Sure and JT have been fined a combined £3.4 million for "attempting to illegally control" Guernsey's mobile networks.
Competition watchdog, the GCRA, says the two companies privately planned to divide up control of the Channel Islands' 5G mobile infrastructure between them - with JT pledging not to compete against Sure in Guernsey, in exchange for Sure doing the same for JT in Jersey.
Michael Byrne, the GCRA's CEO, says there's nothing wrong with networks sharing equipment - but this deal went well beyond that:
"Businesses who compete against each other are meant to make independent decisions about their commercial approach and how they behave in a market. They are certainly not allowed to share commercial information about how they intend to behave in a market - either at the moment or in the future . That is what Sure and JT have done.
It looks like they were looking to slow down the introduction of 5G and really their behaviour and the way they have gone about this would have left them in a position where each would have been foremost in their home island - Sure in Guernsey, and JT in Jersey - and they would have been in that position not because they offered better services to customers, not because they are better at providing them, but simply that they had made an arrangement between two competitors that put them in an advantageous position."
Sure has been fined £2.9 million , while JT was fined £439,000.
The GCRA says that is based on each company's turnover during the time the illegal deal was in place, combined with a hefty additional fine for Sure, as the regulator says the company 'took active steps' to suppress evidence and mislead their investigation.
"They hid their evidence and they provided contradictory explanations about matters that they were being asked about."
Sure strenuously denies and allegations of wrongdoing and says the GCRA's investigation was 'completely flawed from the outset'.
EO of the Sure Group Alistair Beak also says the level of the fine risks deterring future investment in Guernsey:
"We are steadfast in our belief that we have done nothing wrong; at all times Sure has acted in accordance with the spirit and letter of the law."
The magnitude of the fine is extraordinary and one which sends a potentially chilling message on conducting business and attracting investment into Guernsey. It is also a concern that there should be such a significant disparity in the fines proposed for Sure and JT."
Sure CEO Alistair Beak
Sure plans to appeal the decision through the Royal Court.
“Inevitably we will now need to spend further time, effort and legal fees on challenging this punitive action, on top of the work already done addressing the earlier versions of the GCRA's case.
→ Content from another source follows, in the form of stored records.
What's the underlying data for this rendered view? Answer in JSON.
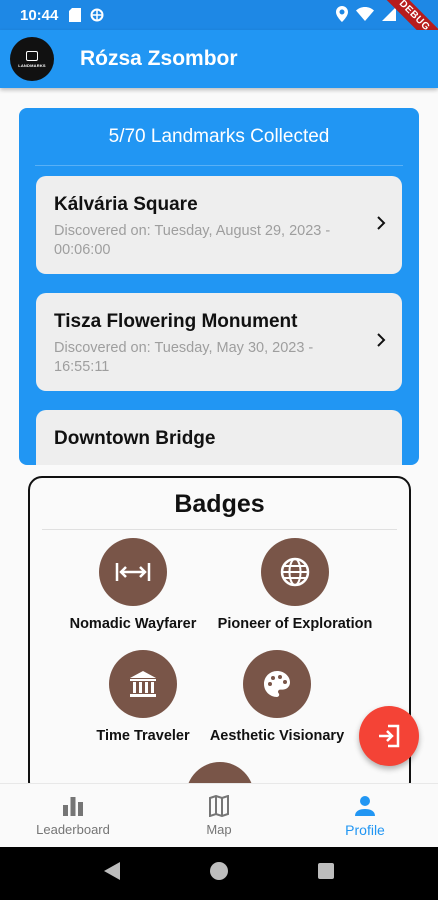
{
  "status_bar": {
    "time": "10:44",
    "debug_label": "DEBUG"
  },
  "app_bar": {
    "logo_text": "LANDMARKS",
    "title": "Rózsa Zsombor"
  },
  "landmarks": {
    "header": "5/70 Landmarks Collected",
    "items": [
      {
        "name": "Kálvária Square",
        "date_line1": "Discovered on: Tuesday, August 29, 2023 -",
        "date_line2": "00:06:00"
      },
      {
        "name": "Tisza Flowering Monument",
        "date_line1": "Discovered on: Tuesday, May 30, 2023 -",
        "date_line2": "16:55:11"
      },
      {
        "name": "Downtown Bridge",
        "date_line1": "",
        "date_line2": ""
      }
    ]
  },
  "badges": {
    "title": "Badges",
    "items": [
      {
        "label": "Nomadic Wayfarer",
        "icon": "horizontal-arrows-icon"
      },
      {
        "label": "Pioneer of Exploration",
        "icon": "globe-icon"
      },
      {
        "label": "Time Traveler",
        "icon": "museum-icon"
      },
      {
        "label": "Aesthetic Visionary",
        "icon": "palette-icon"
      }
    ]
  },
  "fab": {
    "icon": "logout-icon"
  },
  "bottom_nav": {
    "items": [
      {
        "label": "Leaderboard",
        "icon": "bar-chart-icon"
      },
      {
        "label": "Map",
        "icon": "map-icon"
      },
      {
        "label": "Profile",
        "icon": "person-icon"
      }
    ],
    "active": "Profile"
  },
  "colors": {
    "primary": "#2196f3",
    "badge": "#795548",
    "fab": "#f44336"
  }
}
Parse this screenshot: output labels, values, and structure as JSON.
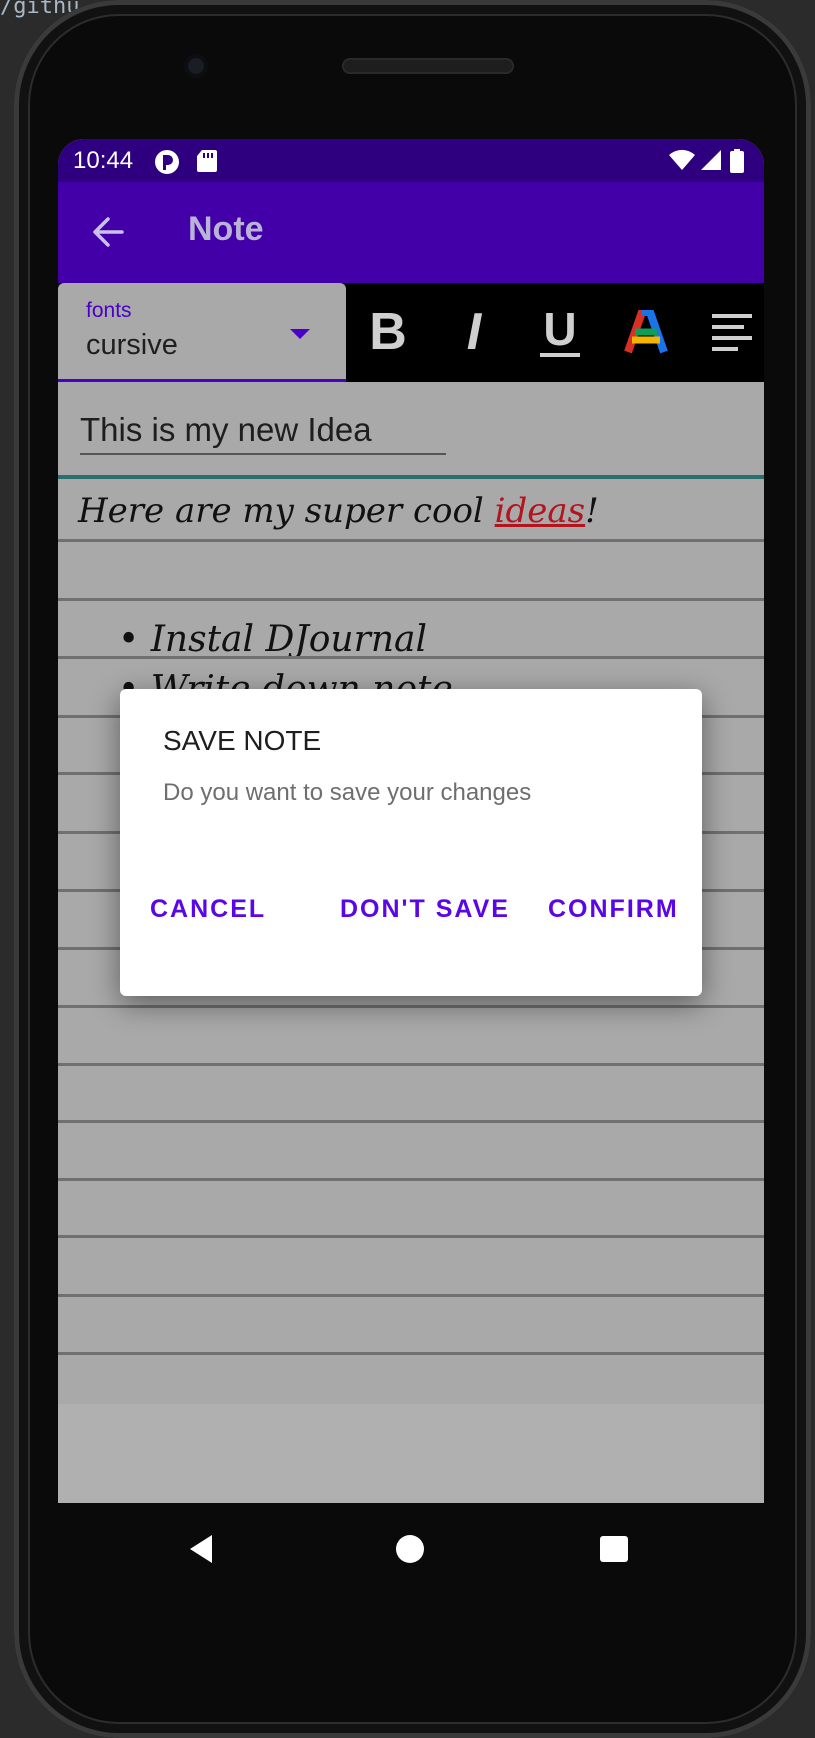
{
  "ide": {
    "frag_top": "/githu"
  },
  "status_bar": {
    "time": "10:44"
  },
  "app_bar": {
    "title": "Note"
  },
  "toolbar": {
    "fonts_label": "fonts",
    "fonts_value": "cursive",
    "bold_label": "B",
    "italic_label": "I",
    "underline_label": "U",
    "color_label": "A",
    "colors": {
      "accent": "#4400a8",
      "status": "#2e0080",
      "button_text": "#5b06e6"
    }
  },
  "note": {
    "title": "This is my new Idea",
    "line1_prefix": "Here are my super cool ",
    "line1_link": "ideas",
    "line1_suffix": "!",
    "bullets": [
      "Instal DJournal",
      "Write down note"
    ]
  },
  "dialog": {
    "title": "SAVE NOTE",
    "message": "Do you want to save your changes",
    "cancel": "CANCEL",
    "dont_save": "DON'T SAVE",
    "confirm": "CONFIRM"
  }
}
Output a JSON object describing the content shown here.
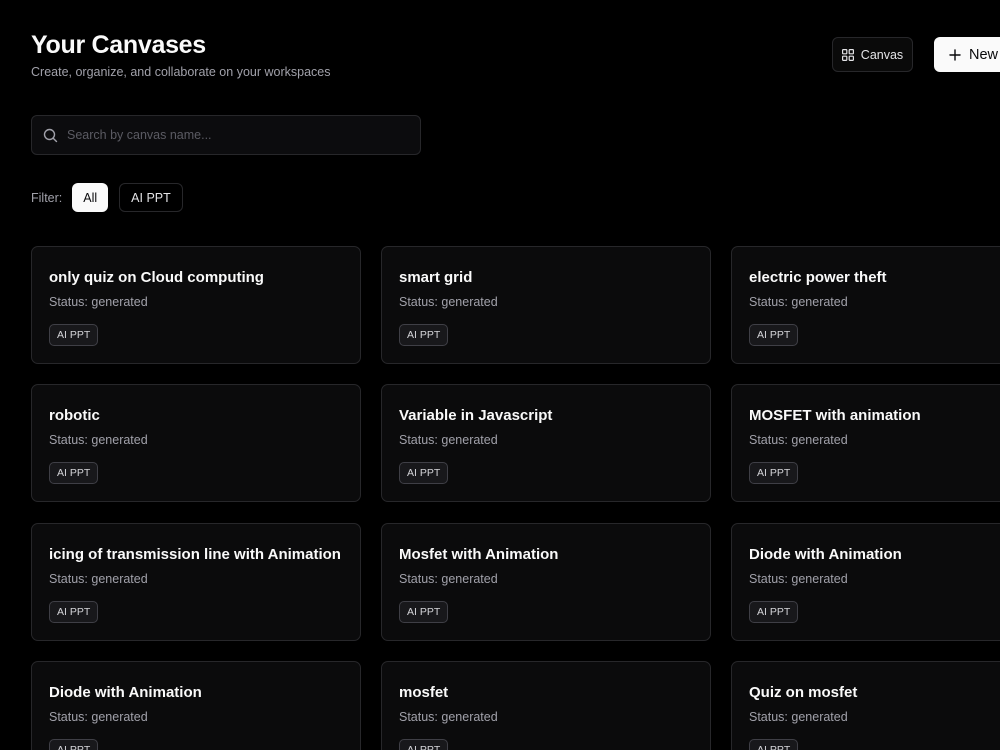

We would much rather be spending our time and resources delivering the best possible service to customers and continuing our investment in the Guernsey economy through our fibre broadband project.”
JT has declined to comment.